> **Task requirements**: Restate all of the entries verbatim.

..............................

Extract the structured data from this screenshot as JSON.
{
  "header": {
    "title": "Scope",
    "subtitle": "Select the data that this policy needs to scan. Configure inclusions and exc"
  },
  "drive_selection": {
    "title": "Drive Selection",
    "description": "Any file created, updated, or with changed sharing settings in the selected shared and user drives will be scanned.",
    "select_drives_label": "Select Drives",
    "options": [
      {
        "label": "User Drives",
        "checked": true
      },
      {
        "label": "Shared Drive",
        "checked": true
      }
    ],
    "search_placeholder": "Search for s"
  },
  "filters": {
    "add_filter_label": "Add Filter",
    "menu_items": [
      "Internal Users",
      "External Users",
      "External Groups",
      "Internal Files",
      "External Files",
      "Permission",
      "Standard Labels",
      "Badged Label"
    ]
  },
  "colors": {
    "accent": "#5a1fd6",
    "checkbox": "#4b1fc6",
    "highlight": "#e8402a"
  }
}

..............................

> **Answer for the task**:
Extract the structured data from this screenshot as JSON.
{
  "header": {
    "title": "Scope",
    "subtitle": "Select the data that this policy needs to scan. Configure inclusions and exc"
  },
  "drive_selection": {
    "title": "Drive Selection",
    "description": "Any file created, updated, or with changed sharing settings in the selected shared and user drives will be scanned.",
    "select_drives_label": "Select Drives",
    "options": [
      {
        "label": "User Drives",
        "checked": true
      },
      {
        "label": "Shared Drive",
        "checked": true
      }
    ],
    "search_placeholder": "Search for s"
  },
  "filters": {
    "add_filter_label": "Add Filter",
    "menu_items": [
      "Internal Users",
      "External Users",
      "External Groups",
      "Internal Files",
      "External Files",
      "Permission",
      "Standard Labels",
      "Badged Label"
    ]
  },
  "colors": {
    "accent": "#5a1fd6",
    "checkbox": "#4b1fc6",
    "highlight": "#e8402a"
  }
}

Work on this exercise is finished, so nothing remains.